Saved data entries
_ _ _ _ _ _ _

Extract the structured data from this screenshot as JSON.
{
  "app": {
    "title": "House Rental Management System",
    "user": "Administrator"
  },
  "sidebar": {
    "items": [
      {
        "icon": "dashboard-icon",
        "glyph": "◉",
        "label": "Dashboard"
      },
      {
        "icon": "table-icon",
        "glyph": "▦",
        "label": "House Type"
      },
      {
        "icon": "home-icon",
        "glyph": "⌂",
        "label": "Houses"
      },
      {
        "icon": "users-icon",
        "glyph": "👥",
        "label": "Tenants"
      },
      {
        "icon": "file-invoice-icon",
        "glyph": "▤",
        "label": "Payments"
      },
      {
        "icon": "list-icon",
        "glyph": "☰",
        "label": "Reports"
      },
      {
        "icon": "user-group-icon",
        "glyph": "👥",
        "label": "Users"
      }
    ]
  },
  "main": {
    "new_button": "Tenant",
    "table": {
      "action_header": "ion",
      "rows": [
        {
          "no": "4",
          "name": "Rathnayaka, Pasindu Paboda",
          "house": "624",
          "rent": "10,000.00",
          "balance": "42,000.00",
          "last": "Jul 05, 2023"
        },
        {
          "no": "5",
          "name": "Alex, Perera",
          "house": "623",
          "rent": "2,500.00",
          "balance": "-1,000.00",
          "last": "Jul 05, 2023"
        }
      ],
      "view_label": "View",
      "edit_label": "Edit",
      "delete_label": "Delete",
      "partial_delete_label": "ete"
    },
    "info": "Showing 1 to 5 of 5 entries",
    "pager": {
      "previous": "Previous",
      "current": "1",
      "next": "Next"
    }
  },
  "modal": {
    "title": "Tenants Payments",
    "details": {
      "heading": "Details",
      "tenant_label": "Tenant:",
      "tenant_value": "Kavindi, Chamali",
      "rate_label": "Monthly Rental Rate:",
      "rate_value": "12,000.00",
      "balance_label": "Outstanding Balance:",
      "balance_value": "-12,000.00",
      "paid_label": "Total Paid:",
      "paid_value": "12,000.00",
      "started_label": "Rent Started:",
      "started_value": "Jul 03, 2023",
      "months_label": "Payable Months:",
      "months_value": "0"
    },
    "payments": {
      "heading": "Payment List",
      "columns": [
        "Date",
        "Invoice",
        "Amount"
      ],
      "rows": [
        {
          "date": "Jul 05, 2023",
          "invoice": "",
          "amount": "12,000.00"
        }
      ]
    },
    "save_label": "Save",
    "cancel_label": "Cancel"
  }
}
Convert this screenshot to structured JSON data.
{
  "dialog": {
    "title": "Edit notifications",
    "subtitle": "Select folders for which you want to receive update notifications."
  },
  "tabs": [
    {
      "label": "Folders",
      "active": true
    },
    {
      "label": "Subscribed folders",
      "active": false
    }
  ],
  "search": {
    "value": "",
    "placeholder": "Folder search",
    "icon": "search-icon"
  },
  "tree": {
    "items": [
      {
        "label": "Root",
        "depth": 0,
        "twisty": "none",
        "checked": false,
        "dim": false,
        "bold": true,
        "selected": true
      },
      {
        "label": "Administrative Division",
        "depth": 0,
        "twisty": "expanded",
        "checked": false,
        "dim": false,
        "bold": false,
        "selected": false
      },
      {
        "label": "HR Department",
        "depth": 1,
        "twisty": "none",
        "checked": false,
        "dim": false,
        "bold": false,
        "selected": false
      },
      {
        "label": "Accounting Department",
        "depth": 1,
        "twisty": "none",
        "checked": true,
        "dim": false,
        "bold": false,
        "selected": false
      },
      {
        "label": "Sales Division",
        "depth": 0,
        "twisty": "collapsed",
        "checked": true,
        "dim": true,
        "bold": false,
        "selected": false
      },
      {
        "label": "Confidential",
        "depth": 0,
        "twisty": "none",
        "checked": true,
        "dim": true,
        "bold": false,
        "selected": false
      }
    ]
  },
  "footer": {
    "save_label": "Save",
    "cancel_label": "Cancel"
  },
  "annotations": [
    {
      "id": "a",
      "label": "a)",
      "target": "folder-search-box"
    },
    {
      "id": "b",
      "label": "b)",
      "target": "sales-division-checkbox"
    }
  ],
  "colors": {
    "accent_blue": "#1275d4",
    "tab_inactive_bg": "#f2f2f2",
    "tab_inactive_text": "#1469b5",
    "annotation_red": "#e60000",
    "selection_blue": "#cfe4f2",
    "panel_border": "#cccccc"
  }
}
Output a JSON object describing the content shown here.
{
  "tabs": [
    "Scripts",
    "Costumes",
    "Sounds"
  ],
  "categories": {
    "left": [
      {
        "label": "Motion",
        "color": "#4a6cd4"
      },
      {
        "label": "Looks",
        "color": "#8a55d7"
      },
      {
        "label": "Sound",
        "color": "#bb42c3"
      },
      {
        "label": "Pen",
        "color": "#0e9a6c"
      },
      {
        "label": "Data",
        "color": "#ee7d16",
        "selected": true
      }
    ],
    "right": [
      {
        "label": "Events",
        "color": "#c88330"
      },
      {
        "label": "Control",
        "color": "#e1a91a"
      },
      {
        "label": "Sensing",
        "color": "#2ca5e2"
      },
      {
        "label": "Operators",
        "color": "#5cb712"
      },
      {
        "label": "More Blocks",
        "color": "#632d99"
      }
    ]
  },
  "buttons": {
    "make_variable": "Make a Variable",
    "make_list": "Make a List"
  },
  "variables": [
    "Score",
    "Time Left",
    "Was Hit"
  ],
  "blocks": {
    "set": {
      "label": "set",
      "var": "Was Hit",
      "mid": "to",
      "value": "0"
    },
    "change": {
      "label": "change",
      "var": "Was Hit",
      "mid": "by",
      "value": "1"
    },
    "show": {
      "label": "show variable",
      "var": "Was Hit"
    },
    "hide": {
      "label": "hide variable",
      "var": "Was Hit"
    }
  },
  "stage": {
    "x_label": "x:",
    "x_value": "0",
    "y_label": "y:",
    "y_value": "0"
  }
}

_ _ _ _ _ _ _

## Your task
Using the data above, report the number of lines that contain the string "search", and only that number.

## Response for this exercise
4